> What the task requires
Please reproduce the entries in full. Keep every character the same.

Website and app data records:
◇ ◇ ◇ ◇
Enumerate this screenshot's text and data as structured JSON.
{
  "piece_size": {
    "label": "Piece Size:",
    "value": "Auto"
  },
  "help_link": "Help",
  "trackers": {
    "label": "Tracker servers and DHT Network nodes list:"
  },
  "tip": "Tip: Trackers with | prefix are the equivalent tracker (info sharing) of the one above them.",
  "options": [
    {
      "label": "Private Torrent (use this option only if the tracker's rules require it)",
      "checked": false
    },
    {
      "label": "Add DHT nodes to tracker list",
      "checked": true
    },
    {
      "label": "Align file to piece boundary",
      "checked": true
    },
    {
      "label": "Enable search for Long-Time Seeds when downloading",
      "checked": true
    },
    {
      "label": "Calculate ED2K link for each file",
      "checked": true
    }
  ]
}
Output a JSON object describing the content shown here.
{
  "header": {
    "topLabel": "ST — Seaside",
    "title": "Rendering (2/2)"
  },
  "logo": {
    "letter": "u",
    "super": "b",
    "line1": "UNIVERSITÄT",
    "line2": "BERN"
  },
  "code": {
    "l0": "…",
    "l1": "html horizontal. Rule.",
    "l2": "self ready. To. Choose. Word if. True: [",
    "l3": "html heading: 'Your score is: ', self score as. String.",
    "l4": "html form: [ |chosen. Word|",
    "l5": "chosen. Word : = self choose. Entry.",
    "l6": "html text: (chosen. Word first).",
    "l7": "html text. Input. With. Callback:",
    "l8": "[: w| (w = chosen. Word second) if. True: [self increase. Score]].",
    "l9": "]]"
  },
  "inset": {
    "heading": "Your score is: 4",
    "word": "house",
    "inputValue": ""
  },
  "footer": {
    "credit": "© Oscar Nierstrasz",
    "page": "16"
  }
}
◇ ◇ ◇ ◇
> The completed task
Enumerate this screenshot's text and data as structured JSON.
{
  "piece_size": {
    "label": "Piece Size:",
    "value": "Auto"
  },
  "help_link": "Help",
  "trackers": {
    "label": "Tracker servers and DHT Network nodes list:"
  },
  "tip": "Tip: Trackers with | prefix are the equivalent tracker (info sharing) of the one above them.",
  "options": [
    {
      "label": "Private Torrent (use this option only if the tracker's rules require it)",
      "checked": false
    },
    {
      "label": "Add DHT nodes to tracker list",
      "checked": true
    },
    {
      "label": "Align file to piece boundary",
      "checked": true
    },
    {
      "label": "Enable search for Long-Time Seeds when downloading",
      "checked": true
    },
    {
      "label": "Calculate ED2K link for each file",
      "checked": true
    }
  ]
}
Output a JSON object describing the content shown here.
{
  "header": {
    "topLabel": "ST — Seaside",
    "title": "Rendering (2/2)"
  },
  "logo": {
    "letter": "u",
    "super": "b",
    "line1": "UNIVERSITÄT",
    "line2": "BERN"
  },
  "code": {
    "l0": "…",
    "l1": "html horizontal. Rule.",
    "l2": "self ready. To. Choose. Word if. True: [",
    "l3": "html heading: 'Your score is: ', self score as. String.",
    "l4": "html form: [ |chosen. Word|",
    "l5": "chosen. Word : = self choose. Entry.",
    "l6": "html text: (chosen. Word first).",
    "l7": "html text. Input. With. Callback:",
    "l8": "[: w| (w = chosen. Word second) if. True: [self increase. Score]].",
    "l9": "]]"
  },
  "inset": {
    "heading": "Your score is: 4",
    "word": "house",
    "inputValue": ""
  },
  "footer": {
    "credit": "© Oscar Nierstrasz",
    "page": "16"
  }
}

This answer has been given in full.